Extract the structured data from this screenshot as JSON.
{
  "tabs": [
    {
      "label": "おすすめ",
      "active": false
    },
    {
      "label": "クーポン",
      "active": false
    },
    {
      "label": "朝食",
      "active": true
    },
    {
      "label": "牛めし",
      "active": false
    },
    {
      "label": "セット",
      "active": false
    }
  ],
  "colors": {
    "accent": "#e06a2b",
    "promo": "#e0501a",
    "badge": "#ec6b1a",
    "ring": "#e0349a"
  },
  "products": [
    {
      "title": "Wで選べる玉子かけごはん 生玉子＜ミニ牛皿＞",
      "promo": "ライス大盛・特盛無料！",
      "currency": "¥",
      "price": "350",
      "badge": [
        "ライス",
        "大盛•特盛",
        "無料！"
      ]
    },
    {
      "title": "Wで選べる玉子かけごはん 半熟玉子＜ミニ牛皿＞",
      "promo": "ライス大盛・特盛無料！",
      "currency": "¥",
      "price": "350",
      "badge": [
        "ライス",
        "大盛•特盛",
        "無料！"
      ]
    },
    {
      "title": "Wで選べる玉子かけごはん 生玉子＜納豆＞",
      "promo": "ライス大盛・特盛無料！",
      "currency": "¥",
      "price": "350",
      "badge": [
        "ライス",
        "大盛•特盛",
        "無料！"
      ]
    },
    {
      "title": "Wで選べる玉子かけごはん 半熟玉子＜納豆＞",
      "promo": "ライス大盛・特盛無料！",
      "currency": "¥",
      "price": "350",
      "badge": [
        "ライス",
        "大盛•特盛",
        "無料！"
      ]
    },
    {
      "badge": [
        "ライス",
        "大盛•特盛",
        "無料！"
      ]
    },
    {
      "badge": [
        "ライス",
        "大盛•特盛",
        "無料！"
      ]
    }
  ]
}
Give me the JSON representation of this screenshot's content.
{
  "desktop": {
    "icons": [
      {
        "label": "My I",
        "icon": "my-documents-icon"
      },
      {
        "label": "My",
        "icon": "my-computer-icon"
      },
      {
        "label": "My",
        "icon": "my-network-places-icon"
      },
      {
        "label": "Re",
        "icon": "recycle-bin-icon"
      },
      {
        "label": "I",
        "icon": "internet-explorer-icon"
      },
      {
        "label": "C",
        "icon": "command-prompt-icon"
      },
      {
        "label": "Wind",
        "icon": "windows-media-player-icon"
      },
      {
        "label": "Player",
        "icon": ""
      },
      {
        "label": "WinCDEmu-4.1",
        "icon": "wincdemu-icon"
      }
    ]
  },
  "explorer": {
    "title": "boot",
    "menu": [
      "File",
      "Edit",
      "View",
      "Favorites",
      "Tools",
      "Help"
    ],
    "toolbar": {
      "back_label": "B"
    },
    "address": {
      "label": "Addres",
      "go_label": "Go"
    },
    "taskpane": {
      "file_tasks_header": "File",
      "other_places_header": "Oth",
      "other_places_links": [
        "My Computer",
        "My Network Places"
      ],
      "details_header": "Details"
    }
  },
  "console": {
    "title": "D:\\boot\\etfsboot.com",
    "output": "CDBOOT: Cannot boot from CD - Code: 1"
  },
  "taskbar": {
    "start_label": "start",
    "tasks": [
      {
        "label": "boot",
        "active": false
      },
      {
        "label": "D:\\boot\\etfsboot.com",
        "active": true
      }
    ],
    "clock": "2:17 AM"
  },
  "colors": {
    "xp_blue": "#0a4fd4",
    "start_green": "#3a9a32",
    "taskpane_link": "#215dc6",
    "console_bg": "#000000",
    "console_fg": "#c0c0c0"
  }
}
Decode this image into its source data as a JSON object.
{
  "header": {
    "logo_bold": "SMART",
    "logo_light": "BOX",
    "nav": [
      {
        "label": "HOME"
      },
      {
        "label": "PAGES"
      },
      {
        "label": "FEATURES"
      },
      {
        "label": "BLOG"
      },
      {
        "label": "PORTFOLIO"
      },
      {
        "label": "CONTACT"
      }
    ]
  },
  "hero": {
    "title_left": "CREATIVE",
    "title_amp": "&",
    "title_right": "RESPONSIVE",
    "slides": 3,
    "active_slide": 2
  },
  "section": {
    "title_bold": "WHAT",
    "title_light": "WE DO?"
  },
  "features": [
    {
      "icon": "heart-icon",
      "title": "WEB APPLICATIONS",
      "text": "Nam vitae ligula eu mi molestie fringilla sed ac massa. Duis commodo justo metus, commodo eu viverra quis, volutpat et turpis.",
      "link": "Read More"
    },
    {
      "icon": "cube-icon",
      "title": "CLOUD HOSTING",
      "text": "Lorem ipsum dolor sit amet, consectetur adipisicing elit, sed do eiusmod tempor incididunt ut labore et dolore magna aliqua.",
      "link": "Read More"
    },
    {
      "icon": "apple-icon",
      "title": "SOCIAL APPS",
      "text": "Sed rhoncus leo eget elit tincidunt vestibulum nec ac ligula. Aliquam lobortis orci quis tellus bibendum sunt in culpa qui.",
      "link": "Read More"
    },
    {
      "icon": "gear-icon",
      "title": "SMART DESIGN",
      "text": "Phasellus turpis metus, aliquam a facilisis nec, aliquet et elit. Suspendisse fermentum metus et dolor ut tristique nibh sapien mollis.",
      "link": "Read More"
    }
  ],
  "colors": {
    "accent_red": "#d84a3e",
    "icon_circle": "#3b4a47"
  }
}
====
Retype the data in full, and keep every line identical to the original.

* **REPLY**
Extract the structured data from this screenshot as JSON.
{
  "tabs": [
    {
      "label": "おすすめ",
      "active": false
    },
    {
      "label": "クーポン",
      "active": false
    },
    {
      "label": "朝食",
      "active": true
    },
    {
      "label": "牛めし",
      "active": false
    },
    {
      "label": "セット",
      "active": false
    }
  ],
  "colors": {
    "accent": "#e06a2b",
    "promo": "#e0501a",
    "badge": "#ec6b1a",
    "ring": "#e0349a"
  },
  "products": [
    {
      "title": "Wで選べる玉子かけごはん 生玉子＜ミニ牛皿＞",
      "promo": "ライス大盛・特盛無料！",
      "currency": "¥",
      "price": "350",
      "badge": [
        "ライス",
        "大盛•特盛",
        "無料！"
      ]
    },
    {
      "title": "Wで選べる玉子かけごはん 半熟玉子＜ミニ牛皿＞",
      "promo": "ライス大盛・特盛無料！",
      "currency": "¥",
      "price": "350",
      "badge": [
        "ライス",
        "大盛•特盛",
        "無料！"
      ]
    },
    {
      "title": "Wで選べる玉子かけごはん 生玉子＜納豆＞",
      "promo": "ライス大盛・特盛無料！",
      "currency": "¥",
      "price": "350",
      "badge": [
        "ライス",
        "大盛•特盛",
        "無料！"
      ]
    },
    {
      "title": "Wで選べる玉子かけごはん 半熟玉子＜納豆＞",
      "promo": "ライス大盛・特盛無料！",
      "currency": "¥",
      "price": "350",
      "badge": [
        "ライス",
        "大盛•特盛",
        "無料！"
      ]
    },
    {
      "badge": [
        "ライス",
        "大盛•特盛",
        "無料！"
      ]
    },
    {
      "badge": [
        "ライス",
        "大盛•特盛",
        "無料！"
      ]
    }
  ]
}
Give me the JSON representation of this screenshot's content.
{
  "desktop": {
    "icons": [
      {
        "label": "My I",
        "icon": "my-documents-icon"
      },
      {
        "label": "My",
        "icon": "my-computer-icon"
      },
      {
        "label": "My",
        "icon": "my-network-places-icon"
      },
      {
        "label": "Re",
        "icon": "recycle-bin-icon"
      },
      {
        "label": "I",
        "icon": "internet-explorer-icon"
      },
      {
        "label": "C",
        "icon": "command-prompt-icon"
      },
      {
        "label": "Wind",
        "icon": "windows-media-player-icon"
      },
      {
        "label": "Player",
        "icon": ""
      },
      {
        "label": "WinCDEmu-4.1",
        "icon": "wincdemu-icon"
      }
    ]
  },
  "explorer": {
    "title": "boot",
    "menu": [
      "File",
      "Edit",
      "View",
      "Favorites",
      "Tools",
      "Help"
    ],
    "toolbar": {
      "back_label": "B"
    },
    "address": {
      "label": "Addres",
      "go_label": "Go"
    },
    "taskpane": {
      "file_tasks_header": "File",
      "other_places_header": "Oth",
      "other_places_links": [
        "My Computer",
        "My Network Places"
      ],
      "details_header": "Details"
    }
  },
  "console": {
    "title": "D:\\boot\\etfsboot.com",
    "output": "CDBOOT: Cannot boot from CD - Code: 1"
  },
  "taskbar": {
    "start_label": "start",
    "tasks": [
      {
        "label": "boot",
        "active": false
      },
      {
        "label": "D:\\boot\\etfsboot.com",
        "active": true
      }
    ],
    "clock": "2:17 AM"
  },
  "colors": {
    "xp_blue": "#0a4fd4",
    "start_green": "#3a9a32",
    "taskpane_link": "#215dc6",
    "console_bg": "#000000",
    "console_fg": "#c0c0c0"
  }
}
Decode this image into its source data as a JSON object.
{
  "header": {
    "logo_bold": "SMART",
    "logo_light": "BOX",
    "nav": [
      {
        "label": "HOME"
      },
      {
        "label": "PAGES"
      },
      {
        "label": "FEATURES"
      },
      {
        "label": "BLOG"
      },
      {
        "label": "PORTFOLIO"
      },
      {
        "label": "CONTACT"
      }
    ]
  },
  "hero": {
    "title_left": "CREATIVE",
    "title_amp": "&",
    "title_right": "RESPONSIVE",
    "slides": 3,
    "active_slide": 2
  },
  "section": {
    "title_bold": "WHAT",
    "title_light": "WE DO?"
  },
  "features": [
    {
      "icon": "heart-icon",
      "title": "WEB APPLICATIONS",
      "text": "Nam vitae ligula eu mi molestie fringilla sed ac massa. Duis commodo justo metus, commodo eu viverra quis, volutpat et turpis.",
      "link": "Read More"
    },
    {
      "icon": "cube-icon",
      "title": "CLOUD HOSTING",
      "text": "Lorem ipsum dolor sit amet, consectetur adipisicing elit, sed do eiusmod tempor incididunt ut labore et dolore magna aliqua.",
      "link": "Read More"
    },
    {
      "icon": "apple-icon",
      "title": "SOCIAL APPS",
      "text": "Sed rhoncus leo eget elit tincidunt vestibulum nec ac ligula. Aliquam lobortis orci quis tellus bibendum sunt in culpa qui.",
      "link": "Read More"
    },
    {
      "icon": "gear-icon",
      "title": "SMART DESIGN",
      "text": "Phasellus turpis metus, aliquam a facilisis nec, aliquet et elit. Suspendisse fermentum metus et dolor ut tristique nibh sapien mollis.",
      "link": "Read More"
    }
  ],
  "colors": {
    "accent_red": "#d84a3e",
    "icon_circle": "#3b4a47"
  }
}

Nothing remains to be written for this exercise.